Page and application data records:

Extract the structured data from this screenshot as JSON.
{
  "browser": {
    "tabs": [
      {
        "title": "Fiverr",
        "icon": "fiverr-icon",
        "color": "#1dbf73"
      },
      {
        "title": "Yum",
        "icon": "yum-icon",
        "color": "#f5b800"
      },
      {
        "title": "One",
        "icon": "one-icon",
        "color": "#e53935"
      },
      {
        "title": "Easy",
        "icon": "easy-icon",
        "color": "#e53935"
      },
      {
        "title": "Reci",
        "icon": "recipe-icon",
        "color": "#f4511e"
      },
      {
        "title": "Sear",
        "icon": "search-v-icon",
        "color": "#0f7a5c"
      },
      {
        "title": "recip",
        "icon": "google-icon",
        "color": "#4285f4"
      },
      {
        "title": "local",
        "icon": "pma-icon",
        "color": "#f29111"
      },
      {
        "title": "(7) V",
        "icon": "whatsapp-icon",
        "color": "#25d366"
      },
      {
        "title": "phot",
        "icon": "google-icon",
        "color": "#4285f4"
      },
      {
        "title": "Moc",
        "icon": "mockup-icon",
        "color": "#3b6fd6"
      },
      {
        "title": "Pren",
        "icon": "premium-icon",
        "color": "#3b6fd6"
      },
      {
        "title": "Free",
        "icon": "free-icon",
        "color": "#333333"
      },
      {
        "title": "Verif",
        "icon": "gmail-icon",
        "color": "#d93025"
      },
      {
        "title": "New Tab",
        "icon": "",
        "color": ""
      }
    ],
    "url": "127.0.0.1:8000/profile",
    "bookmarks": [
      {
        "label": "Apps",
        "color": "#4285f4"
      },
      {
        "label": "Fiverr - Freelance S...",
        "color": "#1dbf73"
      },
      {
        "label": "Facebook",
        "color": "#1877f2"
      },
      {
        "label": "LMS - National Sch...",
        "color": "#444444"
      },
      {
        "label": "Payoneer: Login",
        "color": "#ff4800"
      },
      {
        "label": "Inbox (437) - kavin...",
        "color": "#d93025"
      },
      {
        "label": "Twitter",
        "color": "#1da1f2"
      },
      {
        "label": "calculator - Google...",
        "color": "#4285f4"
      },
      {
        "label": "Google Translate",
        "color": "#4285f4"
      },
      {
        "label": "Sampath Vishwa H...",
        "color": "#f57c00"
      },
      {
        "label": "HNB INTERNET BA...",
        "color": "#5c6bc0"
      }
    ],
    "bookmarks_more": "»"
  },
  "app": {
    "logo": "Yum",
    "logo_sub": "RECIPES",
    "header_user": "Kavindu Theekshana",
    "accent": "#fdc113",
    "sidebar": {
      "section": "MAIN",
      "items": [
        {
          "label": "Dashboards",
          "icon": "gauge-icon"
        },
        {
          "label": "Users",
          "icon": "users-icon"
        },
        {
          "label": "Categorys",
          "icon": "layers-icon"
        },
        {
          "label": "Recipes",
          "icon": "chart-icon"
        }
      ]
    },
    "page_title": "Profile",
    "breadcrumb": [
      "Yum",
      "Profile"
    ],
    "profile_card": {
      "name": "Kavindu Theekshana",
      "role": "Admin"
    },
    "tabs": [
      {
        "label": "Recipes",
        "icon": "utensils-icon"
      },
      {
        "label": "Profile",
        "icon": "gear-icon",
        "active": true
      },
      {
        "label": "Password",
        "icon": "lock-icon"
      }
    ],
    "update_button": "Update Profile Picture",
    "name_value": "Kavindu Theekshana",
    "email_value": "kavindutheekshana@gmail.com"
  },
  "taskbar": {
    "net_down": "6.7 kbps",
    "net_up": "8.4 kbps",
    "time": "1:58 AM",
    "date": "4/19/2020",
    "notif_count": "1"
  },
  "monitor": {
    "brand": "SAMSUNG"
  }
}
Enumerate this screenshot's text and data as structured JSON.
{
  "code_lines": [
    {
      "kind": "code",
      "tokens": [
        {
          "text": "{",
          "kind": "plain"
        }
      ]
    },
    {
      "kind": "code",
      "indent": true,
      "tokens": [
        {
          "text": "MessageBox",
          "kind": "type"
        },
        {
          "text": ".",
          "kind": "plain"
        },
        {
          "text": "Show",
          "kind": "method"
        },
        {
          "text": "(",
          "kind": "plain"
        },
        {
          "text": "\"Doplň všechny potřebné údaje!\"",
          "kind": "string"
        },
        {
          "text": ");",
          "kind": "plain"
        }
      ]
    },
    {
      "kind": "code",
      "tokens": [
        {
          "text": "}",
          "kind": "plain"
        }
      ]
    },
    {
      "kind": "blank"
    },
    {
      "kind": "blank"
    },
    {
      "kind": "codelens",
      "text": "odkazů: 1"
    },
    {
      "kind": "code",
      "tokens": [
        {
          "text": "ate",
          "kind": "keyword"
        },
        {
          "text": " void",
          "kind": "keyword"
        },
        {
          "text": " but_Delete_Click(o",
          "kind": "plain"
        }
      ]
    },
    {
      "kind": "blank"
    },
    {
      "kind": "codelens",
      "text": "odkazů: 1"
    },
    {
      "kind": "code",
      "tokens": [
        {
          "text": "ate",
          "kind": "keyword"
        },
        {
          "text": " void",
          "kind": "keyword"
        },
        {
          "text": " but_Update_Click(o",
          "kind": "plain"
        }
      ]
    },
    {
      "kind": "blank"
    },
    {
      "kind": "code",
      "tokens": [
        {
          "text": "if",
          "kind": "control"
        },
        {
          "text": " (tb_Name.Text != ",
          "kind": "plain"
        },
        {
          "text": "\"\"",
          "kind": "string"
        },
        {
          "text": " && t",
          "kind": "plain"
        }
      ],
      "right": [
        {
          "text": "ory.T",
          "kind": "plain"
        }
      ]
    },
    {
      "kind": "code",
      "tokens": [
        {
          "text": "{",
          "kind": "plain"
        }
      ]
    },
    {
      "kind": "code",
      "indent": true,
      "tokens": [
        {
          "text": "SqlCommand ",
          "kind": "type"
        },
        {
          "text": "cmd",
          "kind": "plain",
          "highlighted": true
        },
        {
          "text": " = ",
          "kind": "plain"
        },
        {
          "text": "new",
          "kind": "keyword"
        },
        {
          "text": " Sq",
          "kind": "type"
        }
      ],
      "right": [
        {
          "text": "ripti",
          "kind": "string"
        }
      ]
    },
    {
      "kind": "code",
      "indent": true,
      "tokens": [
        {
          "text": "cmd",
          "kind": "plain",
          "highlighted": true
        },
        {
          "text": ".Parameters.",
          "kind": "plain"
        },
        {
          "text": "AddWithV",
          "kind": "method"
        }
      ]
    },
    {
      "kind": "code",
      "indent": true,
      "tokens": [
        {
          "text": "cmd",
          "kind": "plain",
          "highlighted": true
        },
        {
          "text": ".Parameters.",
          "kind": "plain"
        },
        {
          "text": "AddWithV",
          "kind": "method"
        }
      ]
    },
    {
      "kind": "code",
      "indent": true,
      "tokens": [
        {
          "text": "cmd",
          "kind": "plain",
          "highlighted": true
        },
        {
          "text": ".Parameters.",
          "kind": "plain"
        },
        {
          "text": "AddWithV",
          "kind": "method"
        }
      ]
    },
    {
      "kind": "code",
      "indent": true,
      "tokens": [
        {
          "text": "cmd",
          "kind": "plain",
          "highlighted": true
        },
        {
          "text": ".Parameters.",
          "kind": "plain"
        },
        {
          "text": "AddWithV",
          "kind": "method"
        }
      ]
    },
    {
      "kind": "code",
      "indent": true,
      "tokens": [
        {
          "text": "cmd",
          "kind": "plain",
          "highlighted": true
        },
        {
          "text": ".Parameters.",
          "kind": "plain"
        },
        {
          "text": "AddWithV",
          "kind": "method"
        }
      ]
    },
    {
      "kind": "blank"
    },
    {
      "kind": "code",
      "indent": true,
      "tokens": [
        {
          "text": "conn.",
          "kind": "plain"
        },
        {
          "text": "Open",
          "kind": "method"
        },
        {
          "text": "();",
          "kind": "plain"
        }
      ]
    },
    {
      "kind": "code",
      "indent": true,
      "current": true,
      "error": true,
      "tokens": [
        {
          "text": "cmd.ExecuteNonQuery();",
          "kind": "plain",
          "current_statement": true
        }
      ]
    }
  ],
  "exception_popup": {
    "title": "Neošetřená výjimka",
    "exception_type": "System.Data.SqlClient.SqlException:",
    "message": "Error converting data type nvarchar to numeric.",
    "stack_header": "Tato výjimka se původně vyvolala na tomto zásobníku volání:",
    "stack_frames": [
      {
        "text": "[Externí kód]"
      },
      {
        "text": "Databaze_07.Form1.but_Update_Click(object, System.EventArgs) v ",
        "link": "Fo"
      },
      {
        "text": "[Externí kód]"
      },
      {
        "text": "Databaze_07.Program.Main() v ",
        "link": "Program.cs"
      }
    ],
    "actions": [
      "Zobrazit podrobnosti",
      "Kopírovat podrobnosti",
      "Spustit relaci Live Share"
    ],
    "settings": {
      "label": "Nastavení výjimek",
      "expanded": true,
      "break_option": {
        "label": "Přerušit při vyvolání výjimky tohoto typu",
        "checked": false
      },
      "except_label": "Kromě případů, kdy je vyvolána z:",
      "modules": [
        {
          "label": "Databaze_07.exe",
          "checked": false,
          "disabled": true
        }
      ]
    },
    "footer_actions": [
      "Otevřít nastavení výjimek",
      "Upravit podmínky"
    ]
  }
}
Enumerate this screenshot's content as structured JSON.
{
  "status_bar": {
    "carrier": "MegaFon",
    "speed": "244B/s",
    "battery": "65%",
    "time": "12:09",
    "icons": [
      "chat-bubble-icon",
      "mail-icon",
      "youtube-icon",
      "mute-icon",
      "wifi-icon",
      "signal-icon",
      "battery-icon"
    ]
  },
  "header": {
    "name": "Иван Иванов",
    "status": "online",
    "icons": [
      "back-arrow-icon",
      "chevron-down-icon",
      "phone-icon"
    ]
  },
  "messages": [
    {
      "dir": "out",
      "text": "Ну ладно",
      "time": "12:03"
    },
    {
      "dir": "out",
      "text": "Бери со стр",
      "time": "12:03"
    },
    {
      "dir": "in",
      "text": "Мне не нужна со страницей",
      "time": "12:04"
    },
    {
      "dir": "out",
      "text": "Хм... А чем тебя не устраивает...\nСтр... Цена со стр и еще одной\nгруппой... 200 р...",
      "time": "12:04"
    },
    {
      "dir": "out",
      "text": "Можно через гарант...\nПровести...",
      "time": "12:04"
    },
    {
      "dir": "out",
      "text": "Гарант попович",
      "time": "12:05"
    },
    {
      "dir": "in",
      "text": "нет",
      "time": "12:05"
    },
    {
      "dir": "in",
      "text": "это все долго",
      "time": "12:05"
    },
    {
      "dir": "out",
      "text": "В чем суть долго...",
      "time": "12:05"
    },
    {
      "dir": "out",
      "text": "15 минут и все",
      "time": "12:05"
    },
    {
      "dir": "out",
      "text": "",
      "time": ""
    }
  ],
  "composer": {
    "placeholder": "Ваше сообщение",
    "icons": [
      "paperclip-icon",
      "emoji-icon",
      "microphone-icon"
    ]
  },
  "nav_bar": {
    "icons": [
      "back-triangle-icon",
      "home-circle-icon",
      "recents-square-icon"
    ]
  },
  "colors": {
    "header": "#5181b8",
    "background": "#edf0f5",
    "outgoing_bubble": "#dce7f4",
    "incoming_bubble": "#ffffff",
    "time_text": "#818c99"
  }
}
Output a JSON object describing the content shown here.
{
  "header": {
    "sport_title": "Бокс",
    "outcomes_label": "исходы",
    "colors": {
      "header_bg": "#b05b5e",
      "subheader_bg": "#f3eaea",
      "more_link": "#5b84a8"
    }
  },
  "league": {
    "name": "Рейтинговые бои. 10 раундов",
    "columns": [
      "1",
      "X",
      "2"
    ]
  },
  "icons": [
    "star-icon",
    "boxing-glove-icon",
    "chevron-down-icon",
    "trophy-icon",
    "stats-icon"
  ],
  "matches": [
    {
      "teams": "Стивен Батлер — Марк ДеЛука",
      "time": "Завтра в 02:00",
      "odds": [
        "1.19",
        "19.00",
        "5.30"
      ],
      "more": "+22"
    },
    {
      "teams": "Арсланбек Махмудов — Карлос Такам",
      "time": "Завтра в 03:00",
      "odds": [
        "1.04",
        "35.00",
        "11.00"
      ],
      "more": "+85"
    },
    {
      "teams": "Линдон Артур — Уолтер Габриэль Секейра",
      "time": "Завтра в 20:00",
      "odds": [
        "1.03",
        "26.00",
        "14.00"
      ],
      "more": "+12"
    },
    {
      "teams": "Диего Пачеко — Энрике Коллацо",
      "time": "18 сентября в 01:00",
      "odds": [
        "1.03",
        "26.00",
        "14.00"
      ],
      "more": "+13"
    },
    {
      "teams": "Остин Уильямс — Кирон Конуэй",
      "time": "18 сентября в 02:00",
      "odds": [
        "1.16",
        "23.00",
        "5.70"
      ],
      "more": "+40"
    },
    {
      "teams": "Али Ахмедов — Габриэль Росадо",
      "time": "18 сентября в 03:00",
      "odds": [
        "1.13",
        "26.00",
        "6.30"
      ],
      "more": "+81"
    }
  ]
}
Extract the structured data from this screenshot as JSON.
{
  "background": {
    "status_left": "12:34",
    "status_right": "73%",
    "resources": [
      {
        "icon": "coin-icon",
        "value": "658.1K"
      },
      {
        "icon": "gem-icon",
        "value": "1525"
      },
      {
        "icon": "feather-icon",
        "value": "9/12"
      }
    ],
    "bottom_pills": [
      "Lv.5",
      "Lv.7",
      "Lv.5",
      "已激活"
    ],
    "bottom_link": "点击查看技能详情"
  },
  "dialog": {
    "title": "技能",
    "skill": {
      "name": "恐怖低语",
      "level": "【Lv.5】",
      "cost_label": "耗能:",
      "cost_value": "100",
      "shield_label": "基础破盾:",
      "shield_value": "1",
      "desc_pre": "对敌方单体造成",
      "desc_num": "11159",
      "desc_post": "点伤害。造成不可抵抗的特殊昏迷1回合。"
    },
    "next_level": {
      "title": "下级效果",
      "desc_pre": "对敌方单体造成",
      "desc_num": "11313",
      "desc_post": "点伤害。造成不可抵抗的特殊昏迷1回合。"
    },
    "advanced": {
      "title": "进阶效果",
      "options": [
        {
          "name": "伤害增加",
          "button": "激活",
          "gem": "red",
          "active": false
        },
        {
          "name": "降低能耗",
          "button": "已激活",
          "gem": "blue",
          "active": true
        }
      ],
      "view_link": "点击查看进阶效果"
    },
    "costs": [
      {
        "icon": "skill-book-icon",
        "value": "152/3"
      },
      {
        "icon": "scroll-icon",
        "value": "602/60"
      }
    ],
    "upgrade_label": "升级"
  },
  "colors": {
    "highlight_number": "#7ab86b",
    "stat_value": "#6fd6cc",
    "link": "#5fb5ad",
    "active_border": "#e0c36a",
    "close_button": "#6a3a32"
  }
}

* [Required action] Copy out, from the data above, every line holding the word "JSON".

* [Response below]
Extract the structured data from this screenshot as JSON.
Enumerate this screenshot's text and data as structured JSON.
Enumerate this screenshot's content as structured JSON.
Output a JSON object describing the content shown here.
Extract the structured data from this screenshot as JSON.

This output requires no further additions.